By Andrew Hood
It seems no one was happy 24 hours before the start of the 2007 Giro d’Italia.
As if this week’s startling admissions by defending champion Ivan Basso weren’t enough to cast a pall over the season’s first grand tour, riders were complaining first about the narrow and dangerous roads for Saturday’s team time trial, and then about being ferried out to an aircraft carrier for an opening ceremony in front of about 200 sailors and VIPs.
“I expected more from the Giro d’Italia,” said Argentine sprinter J.J. Haedo, who’s making his grand-tour debut with Team CSC. “We’ve been waiting for hours to come here — not the best way to start the race.”
With the 90th Giro set to begin with Saturday’s 25.6km team time trial on a challenging course between the Caprera and Maddelena islands off the sparkling coast of Italy’s Sardinia island, riders were hoping things go better than they did for Friday’s unique opening ceremony.
Rather than being held in some stadium or as part of some kitschy show, as so many of these things are, Giro officials had the notion of hauling the entire 198-rider peloton, a few dozen sport directors, another gaggle of VIPs and a retinue of grumbling journalists to the deck of Italy’s only aircraft carrier.
What might have looked good in meetings over cappuccinos turned into a long afternoon under a hot Sardinian sun.
Riders converged in Palau, a port city along Sardinia’s northern coast, then took a ferry to the carrier. From there they were transferred to the flight deck and paraded in front of a smattering of VIPs, the carrier’s crew and grumpy scribes who had been waiting there for two hours.
Another three-dozen riders, including pre-race favorites Danilo Di Luca and Stefano Garzelli, were forced to wait nearly another hour as ferries returned to fetch them.
There was even more grousing about Saturday’s team time trial stage between the two islands.
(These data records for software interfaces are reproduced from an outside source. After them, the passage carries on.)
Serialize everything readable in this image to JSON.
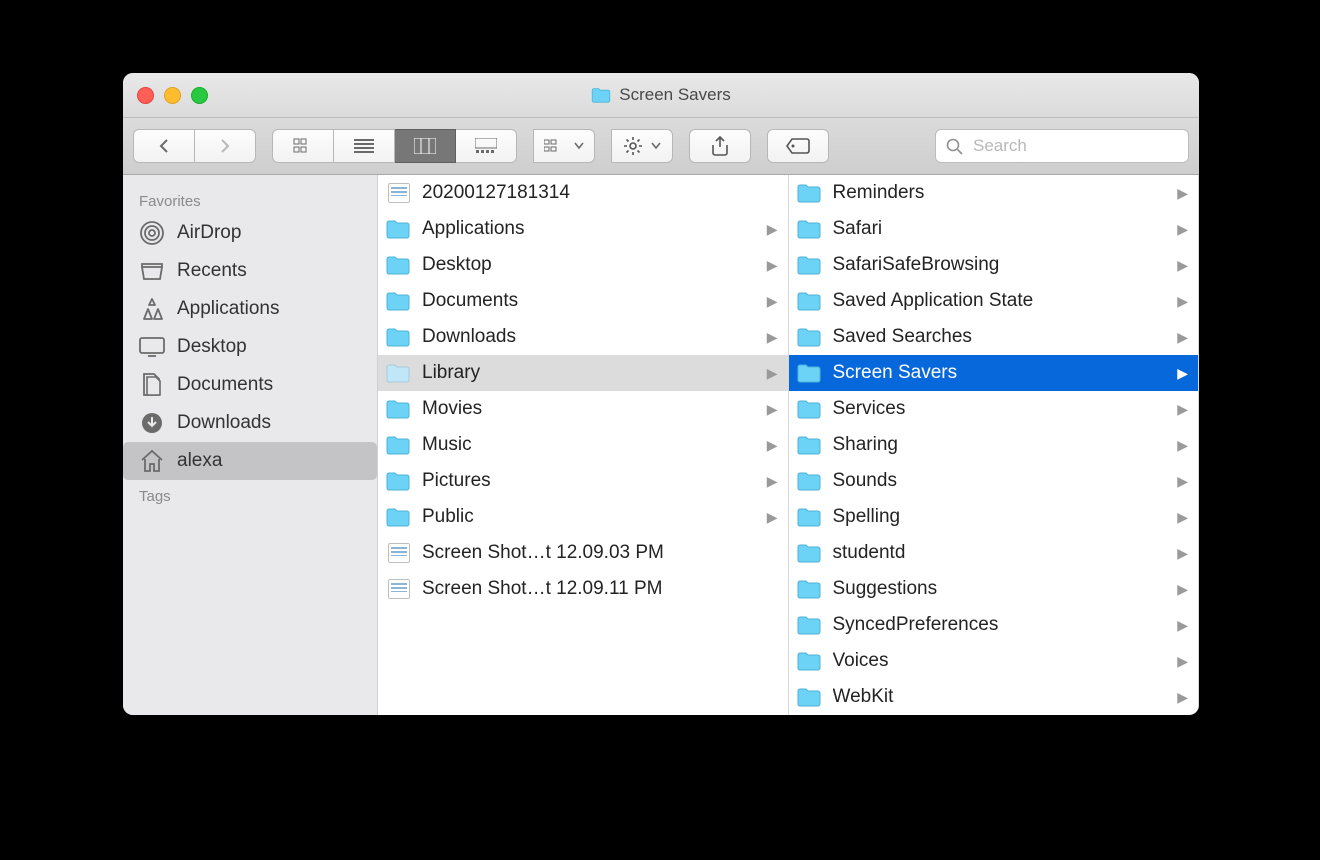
{
  "window": {
    "title": "Screen Savers"
  },
  "toolbar": {
    "search_placeholder": "Search"
  },
  "sidebar": {
    "sections": [
      {
        "heading": "Favorites",
        "items": [
          {
            "label": "AirDrop",
            "icon": "airdrop",
            "selected": false
          },
          {
            "label": "Recents",
            "icon": "recents",
            "selected": false
          },
          {
            "label": "Applications",
            "icon": "applications",
            "selected": false
          },
          {
            "label": "Desktop",
            "icon": "desktop",
            "selected": false
          },
          {
            "label": "Documents",
            "icon": "documents",
            "selected": false
          },
          {
            "label": "Downloads",
            "icon": "downloads",
            "selected": false
          },
          {
            "label": "alexa",
            "icon": "home",
            "selected": true
          }
        ]
      },
      {
        "heading": "Tags",
        "items": []
      }
    ]
  },
  "columns": [
    {
      "items": [
        {
          "label": "20200127181314",
          "type": "file"
        },
        {
          "label": "Applications",
          "type": "folder"
        },
        {
          "label": "Desktop",
          "type": "folder"
        },
        {
          "label": "Documents",
          "type": "folder"
        },
        {
          "label": "Downloads",
          "type": "folder"
        },
        {
          "label": "Library",
          "type": "folder",
          "state": "open"
        },
        {
          "label": "Movies",
          "type": "folder"
        },
        {
          "label": "Music",
          "type": "folder"
        },
        {
          "label": "Pictures",
          "type": "folder"
        },
        {
          "label": "Public",
          "type": "folder"
        },
        {
          "label": "Screen Shot…t 12.09.03 PM",
          "type": "file"
        },
        {
          "label": "Screen Shot…t 12.09.11 PM",
          "type": "file"
        }
      ]
    },
    {
      "items": [
        {
          "label": "Reminders",
          "type": "folder"
        },
        {
          "label": "Safari",
          "type": "folder"
        },
        {
          "label": "SafariSafeBrowsing",
          "type": "folder"
        },
        {
          "label": "Saved Application State",
          "type": "folder"
        },
        {
          "label": "Saved Searches",
          "type": "folder"
        },
        {
          "label": "Screen Savers",
          "type": "folder",
          "state": "selected"
        },
        {
          "label": "Services",
          "type": "folder"
        },
        {
          "label": "Sharing",
          "type": "folder"
        },
        {
          "label": "Sounds",
          "type": "folder"
        },
        {
          "label": "Spelling",
          "type": "folder"
        },
        {
          "label": "studentd",
          "type": "folder"
        },
        {
          "label": "Suggestions",
          "type": "folder"
        },
        {
          "label": "SyncedPreferences",
          "type": "folder"
        },
        {
          "label": "Voices",
          "type": "folder"
        },
        {
          "label": "WebKit",
          "type": "folder"
        }
      ]
    }
  ]
}
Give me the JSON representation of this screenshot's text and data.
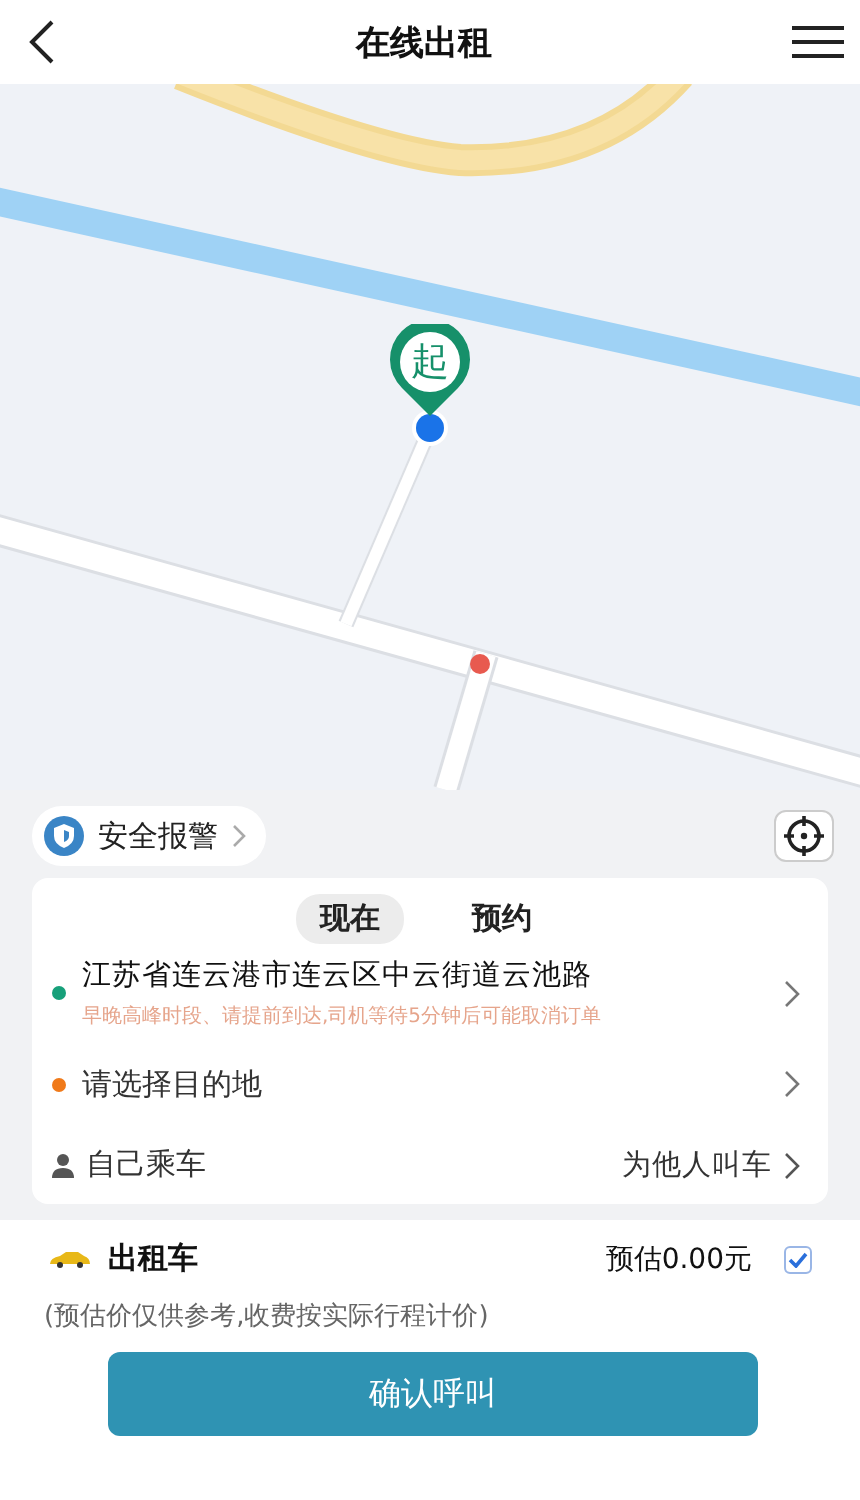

Its narrow roads, blustery crosswinds and up-and-down route had riders saying it’s not an ideal way to start the Giro.
“It’s a terrible course. It’s the most dangerous thing they could do. Maybe there are two kilometers that are flat — the rest is just up and down,” said Discovery Channel’s George Hincapie.
“With nine guys, it will be hard to keep it together. It’s crazy. We rode it three times. It’s super windy. It’s really scary. I don’t get scared much on the bike, but riding around yesterday on the course, it was really scary.”
Reigning world time trial champion Fabian Cancellara was also unhappy with the challenging parcours.
“We were hoping to win the stage and I could take the jersey, but we’re not going to risk a crash. It’s very dangerous for a team-time-trial course,” Cancellara said. “It’s not a team-time-trial course, but it’s part of the game. We do what we can, but it’s not a nice course at all.”
Not everyone was disturbed by the day’s proceedings. Australian pocket rocket Robbie McEwen shrugged off suggestions that the TTT course was unduly difficult, but of course, he won’t see the route until he rides it for the first time in the race.
“It depends on how you race it,” McEwen said. “It’s like anything – you have to stay upright on the bike.”
Start order for 2007 Giro d’Italia team time trial
16h00: Saunier Duval
16h10: Acqua e Sapone
16h35: Credit Agricole
16h50: Caisse d’Epargne
16h55: Bouygues Telecom
17h00: Quick Step
17h05: Discovery Channel
17h15: Francaise des Jeux.